In the study, osteoblasts were placed on titanium implant discs similar to dental implants. These discs were then exposed to cigarette smoke, e-vapor with nicotine, and nicotine-free e-vapor for controlled periods of time.

The results showed that both nicotine-free and nicotine-based vape impaired osteoblast growth, with the latter doing more harm than the former.

Nicotine Slows Recovery From Dental Implant Surgery

Vape products that contain nicotine carry additional risks to those who need dental implants.

Nicotine prevents blood and oxygen from effectively circulating throughout the body. Without proper circulation, it may take longer to heal from dental implant surgery.

Nicotine may also affect cells called gingival fibroblasts. These cells are responsible for forming connective tissue around the teeth. Recent research has shown that nicotine may weaken the gingival fibroblast’s ability to create new tissue.

Dental Implant Failure

Because vaping can impair bone growth, cell growth, and the body’s ability to recover from surgery, it can actually cause a dental implant to fail.

An implant is considered a failure when it causes pain or does not properly attach to the jawbone.

In the event of failure, the implant should be removed. Dental implant removal can cost up to $1,000 — and the patient will probably need to pay even more to get a new implant.

For these reasons, many dentists urge patients who need dental implants to reconsider vaping and practice proper oral hygiene habits.

Other Dental Risks of Vaping

Cavities

Nicotine is not the only dangerous substance found in e-cigarettes. The e-liquid used in these products also contains chemicals like vegetable glycerin and propylene glycol, which allows bacteria to stick to teeth and cause cavities to form.

Studies have shown these substances increased the amount of bacteria on enamel, the protective outer layer of the teeth, by four times.

Studies have also shown a 27% decrease in enamel hardness when various flavorings were added to e-liquid compared to unflavored e-liquids. Softer enamel weakens the teeth and makes complications more likely.

Mouth Infections

According to new research from the New York University College of Dentistry, vaping changes the bacteria found in the mouth.
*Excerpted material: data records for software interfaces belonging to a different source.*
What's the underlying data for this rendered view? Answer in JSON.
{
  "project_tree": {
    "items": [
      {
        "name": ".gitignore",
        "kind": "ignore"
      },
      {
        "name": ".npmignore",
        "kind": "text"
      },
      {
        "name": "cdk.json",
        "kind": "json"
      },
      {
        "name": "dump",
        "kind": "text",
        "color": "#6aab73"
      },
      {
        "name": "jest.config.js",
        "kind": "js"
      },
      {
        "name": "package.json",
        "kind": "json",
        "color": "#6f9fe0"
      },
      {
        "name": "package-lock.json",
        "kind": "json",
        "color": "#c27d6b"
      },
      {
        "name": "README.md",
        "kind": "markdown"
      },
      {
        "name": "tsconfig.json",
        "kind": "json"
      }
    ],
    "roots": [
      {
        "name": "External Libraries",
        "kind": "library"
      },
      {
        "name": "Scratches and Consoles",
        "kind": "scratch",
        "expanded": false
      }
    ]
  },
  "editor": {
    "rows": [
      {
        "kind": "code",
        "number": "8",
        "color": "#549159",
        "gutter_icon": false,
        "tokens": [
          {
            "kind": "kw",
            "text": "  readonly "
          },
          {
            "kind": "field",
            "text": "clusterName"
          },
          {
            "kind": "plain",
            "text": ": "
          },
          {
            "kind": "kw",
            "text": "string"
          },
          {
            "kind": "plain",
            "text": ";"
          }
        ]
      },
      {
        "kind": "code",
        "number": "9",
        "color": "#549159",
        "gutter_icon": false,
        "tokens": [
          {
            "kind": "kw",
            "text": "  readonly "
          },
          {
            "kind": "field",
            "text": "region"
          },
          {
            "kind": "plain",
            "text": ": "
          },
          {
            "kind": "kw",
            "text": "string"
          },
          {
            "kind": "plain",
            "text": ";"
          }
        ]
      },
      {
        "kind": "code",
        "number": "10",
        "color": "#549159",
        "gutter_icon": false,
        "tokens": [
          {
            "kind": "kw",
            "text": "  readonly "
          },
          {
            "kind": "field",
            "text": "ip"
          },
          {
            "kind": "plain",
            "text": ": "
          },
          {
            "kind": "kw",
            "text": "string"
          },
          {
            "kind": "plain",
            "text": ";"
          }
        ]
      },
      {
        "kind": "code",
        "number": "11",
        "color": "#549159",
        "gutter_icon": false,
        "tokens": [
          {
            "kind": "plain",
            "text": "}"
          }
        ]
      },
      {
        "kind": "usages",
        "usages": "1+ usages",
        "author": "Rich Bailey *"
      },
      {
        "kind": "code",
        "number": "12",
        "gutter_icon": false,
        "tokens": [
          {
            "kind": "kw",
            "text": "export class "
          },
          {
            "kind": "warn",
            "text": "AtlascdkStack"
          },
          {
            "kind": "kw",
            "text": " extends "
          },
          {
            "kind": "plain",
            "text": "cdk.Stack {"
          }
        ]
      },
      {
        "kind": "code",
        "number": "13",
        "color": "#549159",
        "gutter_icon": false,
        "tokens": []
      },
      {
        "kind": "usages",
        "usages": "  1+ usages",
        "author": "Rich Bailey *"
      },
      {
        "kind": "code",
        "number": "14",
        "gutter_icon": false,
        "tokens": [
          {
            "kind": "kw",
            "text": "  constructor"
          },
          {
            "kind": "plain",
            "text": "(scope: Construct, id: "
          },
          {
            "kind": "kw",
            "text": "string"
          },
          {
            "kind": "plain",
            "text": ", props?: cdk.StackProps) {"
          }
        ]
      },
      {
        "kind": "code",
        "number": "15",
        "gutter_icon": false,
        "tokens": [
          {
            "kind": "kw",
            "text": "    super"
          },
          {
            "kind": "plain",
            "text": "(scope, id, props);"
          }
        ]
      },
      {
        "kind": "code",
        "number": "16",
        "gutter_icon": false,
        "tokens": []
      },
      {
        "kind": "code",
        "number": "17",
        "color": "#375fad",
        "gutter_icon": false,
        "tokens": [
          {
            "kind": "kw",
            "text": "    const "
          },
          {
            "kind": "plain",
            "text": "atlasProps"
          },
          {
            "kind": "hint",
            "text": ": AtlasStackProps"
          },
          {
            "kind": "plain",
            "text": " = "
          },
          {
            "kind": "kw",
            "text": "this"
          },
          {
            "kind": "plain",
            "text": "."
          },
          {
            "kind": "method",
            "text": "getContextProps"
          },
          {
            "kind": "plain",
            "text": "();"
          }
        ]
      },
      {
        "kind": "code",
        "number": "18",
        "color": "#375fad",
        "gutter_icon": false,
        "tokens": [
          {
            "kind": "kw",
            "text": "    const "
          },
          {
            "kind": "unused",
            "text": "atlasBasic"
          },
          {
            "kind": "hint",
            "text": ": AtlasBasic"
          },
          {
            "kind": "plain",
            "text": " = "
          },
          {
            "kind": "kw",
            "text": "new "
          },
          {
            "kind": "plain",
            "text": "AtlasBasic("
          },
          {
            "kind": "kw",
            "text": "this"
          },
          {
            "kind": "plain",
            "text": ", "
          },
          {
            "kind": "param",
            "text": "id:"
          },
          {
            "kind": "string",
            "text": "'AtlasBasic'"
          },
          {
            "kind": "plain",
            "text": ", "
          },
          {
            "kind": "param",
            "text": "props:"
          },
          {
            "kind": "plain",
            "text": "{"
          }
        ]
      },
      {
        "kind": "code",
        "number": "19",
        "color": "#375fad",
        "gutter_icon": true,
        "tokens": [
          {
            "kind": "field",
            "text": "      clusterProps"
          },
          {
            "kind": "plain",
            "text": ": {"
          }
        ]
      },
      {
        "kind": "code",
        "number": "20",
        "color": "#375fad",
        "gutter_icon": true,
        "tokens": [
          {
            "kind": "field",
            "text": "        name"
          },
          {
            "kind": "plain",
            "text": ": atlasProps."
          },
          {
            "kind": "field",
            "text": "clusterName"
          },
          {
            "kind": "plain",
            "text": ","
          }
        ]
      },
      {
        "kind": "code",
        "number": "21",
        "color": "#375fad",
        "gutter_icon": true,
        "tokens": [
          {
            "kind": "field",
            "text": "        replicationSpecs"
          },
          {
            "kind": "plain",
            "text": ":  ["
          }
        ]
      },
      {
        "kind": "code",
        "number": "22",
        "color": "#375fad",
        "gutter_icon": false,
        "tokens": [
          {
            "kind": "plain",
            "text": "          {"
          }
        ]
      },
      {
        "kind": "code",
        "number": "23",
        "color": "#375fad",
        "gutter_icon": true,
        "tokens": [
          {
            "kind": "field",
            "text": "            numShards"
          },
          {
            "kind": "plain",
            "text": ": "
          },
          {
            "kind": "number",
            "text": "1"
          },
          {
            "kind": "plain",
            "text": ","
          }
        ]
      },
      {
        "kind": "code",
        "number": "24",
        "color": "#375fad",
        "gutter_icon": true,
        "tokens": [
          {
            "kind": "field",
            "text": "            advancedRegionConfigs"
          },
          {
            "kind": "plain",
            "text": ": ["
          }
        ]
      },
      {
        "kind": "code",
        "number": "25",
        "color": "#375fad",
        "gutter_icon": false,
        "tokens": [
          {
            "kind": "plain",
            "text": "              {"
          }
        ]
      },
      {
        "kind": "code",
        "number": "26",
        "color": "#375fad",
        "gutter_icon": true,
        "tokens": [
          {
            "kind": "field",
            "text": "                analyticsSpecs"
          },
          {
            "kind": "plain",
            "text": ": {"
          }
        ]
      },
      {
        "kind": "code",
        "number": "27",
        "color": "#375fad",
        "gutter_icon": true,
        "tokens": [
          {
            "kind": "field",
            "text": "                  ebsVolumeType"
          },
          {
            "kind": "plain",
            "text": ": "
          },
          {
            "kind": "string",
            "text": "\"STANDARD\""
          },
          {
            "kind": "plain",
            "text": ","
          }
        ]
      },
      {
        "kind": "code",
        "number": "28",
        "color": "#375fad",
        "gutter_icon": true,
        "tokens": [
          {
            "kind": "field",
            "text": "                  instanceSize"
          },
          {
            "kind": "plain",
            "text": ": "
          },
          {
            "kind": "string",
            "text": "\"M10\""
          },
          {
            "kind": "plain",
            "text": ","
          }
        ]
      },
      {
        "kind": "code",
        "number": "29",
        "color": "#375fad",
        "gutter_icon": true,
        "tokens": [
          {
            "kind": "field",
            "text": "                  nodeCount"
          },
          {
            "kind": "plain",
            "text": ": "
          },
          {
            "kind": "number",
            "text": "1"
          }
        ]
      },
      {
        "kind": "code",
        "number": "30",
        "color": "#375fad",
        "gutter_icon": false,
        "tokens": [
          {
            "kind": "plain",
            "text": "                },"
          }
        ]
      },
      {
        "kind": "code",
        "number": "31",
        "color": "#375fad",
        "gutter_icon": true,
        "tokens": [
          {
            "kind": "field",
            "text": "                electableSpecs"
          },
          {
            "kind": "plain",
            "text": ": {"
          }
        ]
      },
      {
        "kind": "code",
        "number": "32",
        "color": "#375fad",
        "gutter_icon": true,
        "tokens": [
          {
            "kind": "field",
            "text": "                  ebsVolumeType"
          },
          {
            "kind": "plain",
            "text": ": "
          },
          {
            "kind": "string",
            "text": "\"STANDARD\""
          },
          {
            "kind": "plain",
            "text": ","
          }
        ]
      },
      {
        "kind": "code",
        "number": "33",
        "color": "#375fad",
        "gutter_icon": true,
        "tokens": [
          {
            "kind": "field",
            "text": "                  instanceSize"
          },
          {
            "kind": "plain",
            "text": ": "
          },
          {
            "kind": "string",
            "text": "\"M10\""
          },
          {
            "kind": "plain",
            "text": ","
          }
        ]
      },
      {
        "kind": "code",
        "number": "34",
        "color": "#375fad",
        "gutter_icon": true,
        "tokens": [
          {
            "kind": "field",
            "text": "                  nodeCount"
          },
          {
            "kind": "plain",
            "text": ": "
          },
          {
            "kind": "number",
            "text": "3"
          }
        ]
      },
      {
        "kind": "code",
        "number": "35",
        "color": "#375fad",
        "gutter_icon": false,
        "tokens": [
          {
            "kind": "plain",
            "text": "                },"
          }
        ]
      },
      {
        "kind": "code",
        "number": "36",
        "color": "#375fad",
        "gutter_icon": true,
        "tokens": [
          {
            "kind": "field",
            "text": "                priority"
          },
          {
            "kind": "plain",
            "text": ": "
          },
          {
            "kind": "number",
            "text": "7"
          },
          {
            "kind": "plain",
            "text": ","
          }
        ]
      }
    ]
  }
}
Researchers found that those who vaped had higher rates of bacteria linked to mouth infections and gum disease.

The aerosol created by using e-cigarettes promotes gum inflammation. Exposure to e-cigarette aerosol also makes cells susceptible to infection.

The risk was highest in those that used e-cigarettes, even though cigarette smokers were also part of the study.
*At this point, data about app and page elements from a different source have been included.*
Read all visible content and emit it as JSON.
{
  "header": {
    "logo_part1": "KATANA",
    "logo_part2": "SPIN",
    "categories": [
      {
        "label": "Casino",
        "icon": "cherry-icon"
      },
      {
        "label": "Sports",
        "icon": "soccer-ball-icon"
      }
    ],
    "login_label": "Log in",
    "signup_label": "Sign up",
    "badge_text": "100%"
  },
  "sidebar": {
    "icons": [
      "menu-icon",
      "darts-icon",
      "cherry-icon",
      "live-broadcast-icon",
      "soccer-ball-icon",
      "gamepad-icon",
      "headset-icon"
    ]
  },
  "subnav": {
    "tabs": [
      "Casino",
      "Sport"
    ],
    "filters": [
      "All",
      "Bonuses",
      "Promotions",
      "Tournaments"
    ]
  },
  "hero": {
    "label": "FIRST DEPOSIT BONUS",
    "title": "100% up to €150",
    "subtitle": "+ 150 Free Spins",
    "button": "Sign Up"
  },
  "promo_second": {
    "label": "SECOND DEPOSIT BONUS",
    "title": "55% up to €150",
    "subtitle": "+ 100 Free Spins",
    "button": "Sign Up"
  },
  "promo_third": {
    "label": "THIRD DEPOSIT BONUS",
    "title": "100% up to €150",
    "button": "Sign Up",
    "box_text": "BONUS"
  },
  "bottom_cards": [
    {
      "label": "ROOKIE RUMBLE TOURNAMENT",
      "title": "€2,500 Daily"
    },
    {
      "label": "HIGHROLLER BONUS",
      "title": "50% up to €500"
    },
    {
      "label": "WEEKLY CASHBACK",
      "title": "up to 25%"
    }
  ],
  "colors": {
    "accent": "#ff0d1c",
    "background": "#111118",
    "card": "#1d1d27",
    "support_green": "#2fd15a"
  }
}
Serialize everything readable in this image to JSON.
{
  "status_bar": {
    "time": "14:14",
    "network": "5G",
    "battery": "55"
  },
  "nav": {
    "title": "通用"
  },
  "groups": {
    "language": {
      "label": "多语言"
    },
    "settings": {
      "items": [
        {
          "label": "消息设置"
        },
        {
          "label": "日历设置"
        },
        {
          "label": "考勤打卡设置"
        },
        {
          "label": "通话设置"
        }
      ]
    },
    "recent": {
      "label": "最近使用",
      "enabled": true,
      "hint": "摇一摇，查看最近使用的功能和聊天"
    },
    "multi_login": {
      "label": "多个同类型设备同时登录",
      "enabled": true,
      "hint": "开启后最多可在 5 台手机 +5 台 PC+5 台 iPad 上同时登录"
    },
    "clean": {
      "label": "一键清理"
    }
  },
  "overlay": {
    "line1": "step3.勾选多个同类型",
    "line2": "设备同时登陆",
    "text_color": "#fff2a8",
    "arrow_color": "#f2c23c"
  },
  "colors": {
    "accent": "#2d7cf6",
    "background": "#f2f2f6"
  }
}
Vaping can also increase the risk of the following oral health issues:

  • Peri-implantitis (inflammation of dental implants)
  • Precancerous and cancerous lesions in the mouth
  • Teeth stains
  • Taste derangement

Tooth Loss from Vape Battery Explosions

Other than causing diseases, the batteries in vape products can explode during use and knock out teeth.

In an article by Tribune Media Wire, a 17-year-old boy was vaping when his e-cigarette exploded inside his mouth without warning. The boy lost several teeth and suffered a hole in his jaw.

A study from 2018 estimated that over 2,000 vape battery explosions have hospitalized users. The explosions damaged the victims’ teeth, eyes, hands, and faces. Some victims even died from these explosions.

Resources to Quit Vaping

Dentists will likely recommend that patients quit vaping before and after getting dental implants. Vaping can be highly addictive, but there are ways to quit for good.

These include:

  • Working with doctors and addiction specialists
  • Distancing yourself from those who still vape
  • Focusing on the health benefits of quitting

Teenagers and young adults may find it especially hard to quit since many of their peers may still be vaping. Fortunately, parents can step in to help their children. Access some of our parent resources right now.

Author:Vape Danger Editorial Team
Vape Danger Editorial Team

Vape Danger helps people understand the dangers of vape and e-cigarette products. Vaping devices are marketed as a safe alternative to traditional cigarettes. However, vape pens and other devices may cause serious injuries and illnesses. The Vape Danger editorial team provides the latest studies and data to help readers make informed health and legal choices.

Last modified: July 17, 2020